Top of DATA

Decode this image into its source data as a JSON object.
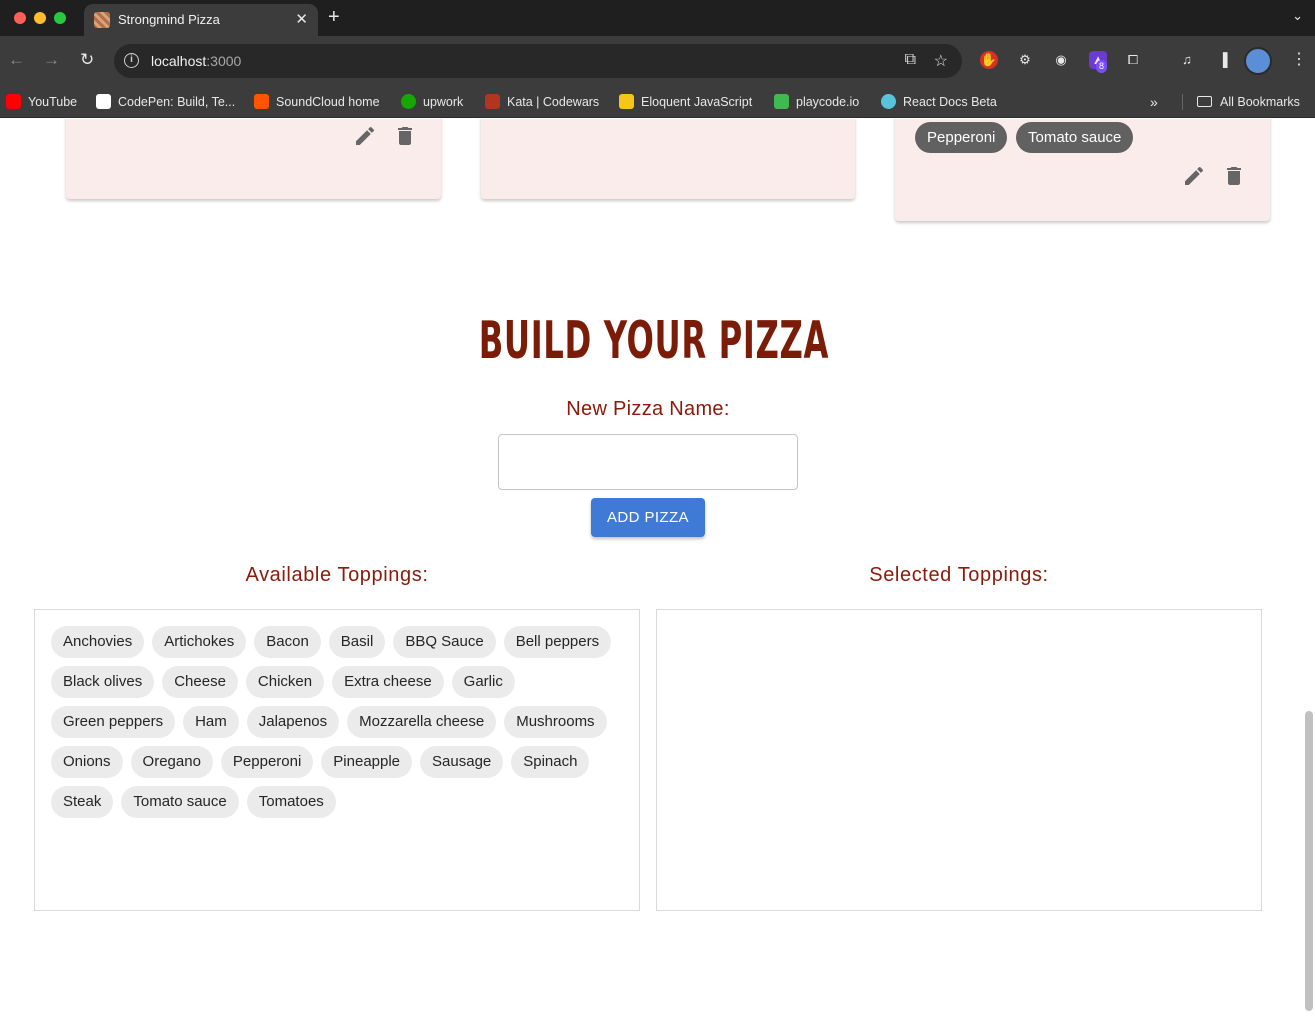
{
  "browser": {
    "tab_title": "Strongmind Pizza",
    "url_host": "localhost",
    "url_port": ":3000",
    "extension_badge": "8",
    "bookmarks": [
      {
        "label": "YouTube",
        "icon": "youtube-icon",
        "color": "#ff0000"
      },
      {
        "label": "CodePen: Build, Te...",
        "icon": "codepen-icon",
        "color": "#ffffff"
      },
      {
        "label": "SoundCloud home",
        "icon": "soundcloud-icon",
        "color": "#ff5500"
      },
      {
        "label": "upwork",
        "icon": "upwork-icon",
        "color": "#14a800"
      },
      {
        "label": "Kata | Codewars",
        "icon": "codewars-icon",
        "color": "#b1361e"
      },
      {
        "label": "Eloquent JavaScript",
        "icon": "eloquent-js-icon",
        "color": "#f5c518"
      },
      {
        "label": "playcode.io",
        "icon": "playcode-icon",
        "color": "#3fb950"
      },
      {
        "label": "React Docs Beta",
        "icon": "react-icon",
        "color": "#58c4dc"
      }
    ],
    "all_bookmarks_label": "All Bookmarks"
  },
  "pizza_cards": [
    {
      "toppings": []
    },
    {
      "toppings": []
    },
    {
      "toppings": [
        "Pepperoni",
        "Tomato sauce"
      ]
    }
  ],
  "builder": {
    "title": "BUILD YOUR PIZZA",
    "name_label": "New Pizza Name:",
    "name_value": "",
    "add_button_label": "ADD PIZZA",
    "available_label": "Available Toppings:",
    "selected_label": "Selected Toppings:",
    "available_toppings": [
      "Anchovies",
      "Artichokes",
      "Bacon",
      "Basil",
      "BBQ Sauce",
      "Bell peppers",
      "Black olives",
      "Cheese",
      "Chicken",
      "Extra cheese",
      "Garlic",
      "Green peppers",
      "Ham",
      "Jalapenos",
      "Mozzarella cheese",
      "Mushrooms",
      "Onions",
      "Oregano",
      "Pepperoni",
      "Pineapple",
      "Sausage",
      "Spinach",
      "Steak",
      "Tomato sauce",
      "Tomatoes"
    ],
    "selected_toppings": []
  },
  "colors": {
    "accent_red": "#8b1a0a",
    "button_blue": "#3f7ad6",
    "card_background": "#fbecec"
  }
}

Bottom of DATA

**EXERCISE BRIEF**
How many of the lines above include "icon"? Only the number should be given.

**OUTPUT**
8